**WHAT IS NEEDED:**
The copy you give must match the listing below exactly and contain no pictures.

**GIVEN DATA:**
■ ■ ■ ■ ■

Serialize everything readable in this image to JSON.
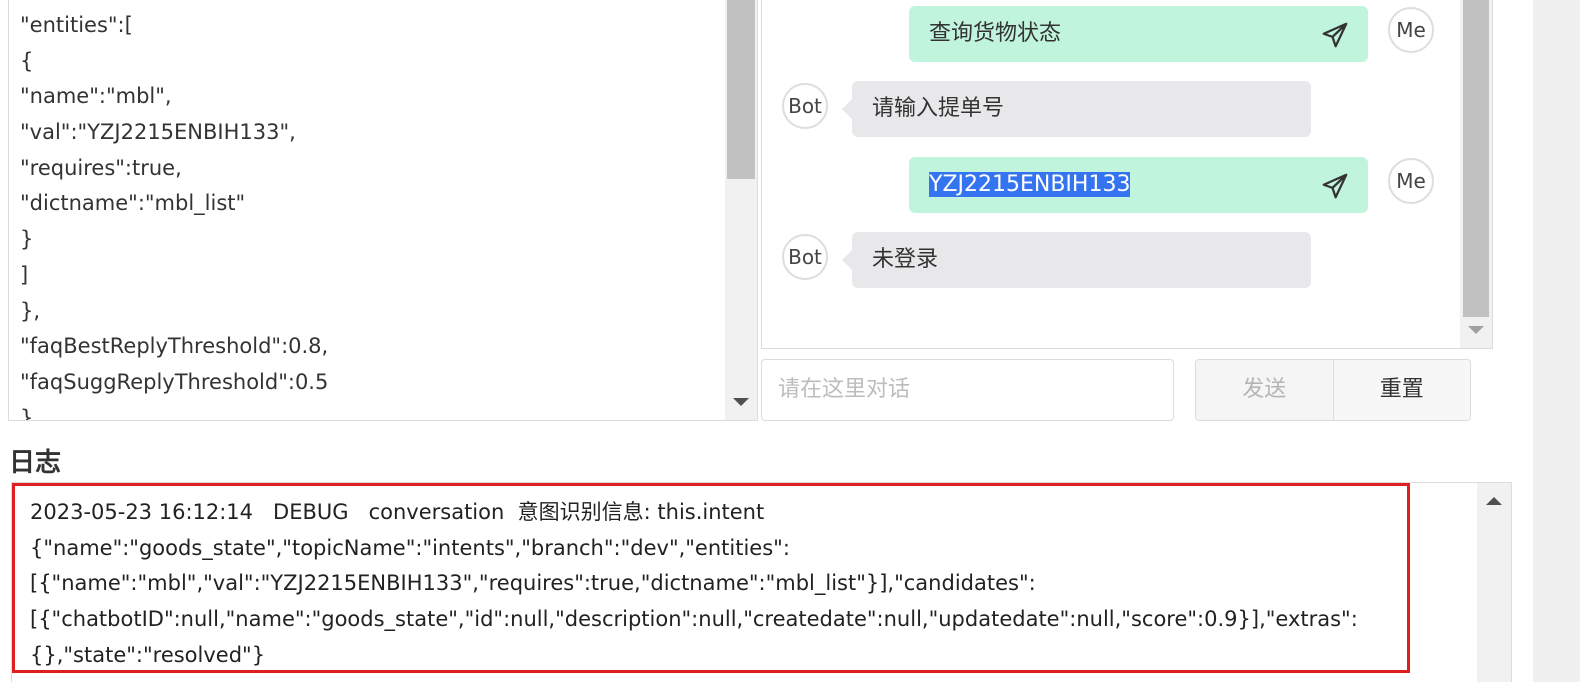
{
  "json_editor": {
    "lines": [
      "\"entities\":[",
      "{",
      "\"name\":\"mbl\",",
      "\"val\":\"YZJ2215ENBIH133\",",
      "\"requires\":true,",
      "\"dictname\":\"mbl_list\"",
      "}",
      "]",
      "},",
      "\"faqBestReplyThreshold\":0.8,",
      "\"faqSuggReplyThreshold\":0.5",
      "}"
    ]
  },
  "chat": {
    "messages": [
      {
        "sender": "Me",
        "text": "查询货物状态"
      },
      {
        "sender": "Bot",
        "text": "请输入提单号"
      },
      {
        "sender": "Me",
        "text": "YZJ2215ENBIH133"
      },
      {
        "sender": "Bot",
        "text": "未登录"
      }
    ],
    "input_placeholder": "请在这里对话",
    "send_label": "发送",
    "reset_label": "重置",
    "icons": {
      "send": "paper-plane-icon"
    }
  },
  "log": {
    "title": "日志",
    "lines": [
      "2023-05-23 16:12:14   DEBUG   conversation  意图识别信息: this.intent",
      "{\"name\":\"goods_state\",\"topicName\":\"intents\",\"branch\":\"dev\",\"entities\":",
      "[{\"name\":\"mbl\",\"val\":\"YZJ2215ENBIH133\",\"requires\":true,\"dictname\":\"mbl_list\"}],\"candidates\":",
      "[{\"chatbotID\":null,\"name\":\"goods_state\",\"id\":null,\"description\":null,\"createdate\":null,\"updatedate\":null,\"score\":0.9}],\"extras\":",
      "{},\"state\":\"resolved\"}"
    ]
  },
  "colors": {
    "me_bubble": "#c1f4dc",
    "bot_bubble": "#e8e8ea",
    "highlight_border": "#e02020",
    "selection": "#3574f0"
  }
}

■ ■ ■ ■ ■

**RESULT FOR THIS TASK:**
Serialize everything readable in this image to JSON.
{
  "json_editor": {
    "lines": [
      "\"entities\":[",
      "{",
      "\"name\":\"mbl\",",
      "\"val\":\"YZJ2215ENBIH133\",",
      "\"requires\":true,",
      "\"dictname\":\"mbl_list\"",
      "}",
      "]",
      "},",
      "\"faqBestReplyThreshold\":0.8,",
      "\"faqSuggReplyThreshold\":0.5",
      "}"
    ]
  },
  "chat": {
    "messages": [
      {
        "sender": "Me",
        "text": "查询货物状态"
      },
      {
        "sender": "Bot",
        "text": "请输入提单号"
      },
      {
        "sender": "Me",
        "text": "YZJ2215ENBIH133"
      },
      {
        "sender": "Bot",
        "text": "未登录"
      }
    ],
    "input_placeholder": "请在这里对话",
    "send_label": "发送",
    "reset_label": "重置",
    "icons": {
      "send": "paper-plane-icon"
    }
  },
  "log": {
    "title": "日志",
    "lines": [
      "2023-05-23 16:12:14   DEBUG   conversation  意图识别信息: this.intent",
      "{\"name\":\"goods_state\",\"topicName\":\"intents\",\"branch\":\"dev\",\"entities\":",
      "[{\"name\":\"mbl\",\"val\":\"YZJ2215ENBIH133\",\"requires\":true,\"dictname\":\"mbl_list\"}],\"candidates\":",
      "[{\"chatbotID\":null,\"name\":\"goods_state\",\"id\":null,\"description\":null,\"createdate\":null,\"updatedate\":null,\"score\":0.9}],\"extras\":",
      "{},\"state\":\"resolved\"}"
    ]
  },
  "colors": {
    "me_bubble": "#c1f4dc",
    "bot_bubble": "#e8e8ea",
    "highlight_border": "#e02020",
    "selection": "#3574f0"
  }
}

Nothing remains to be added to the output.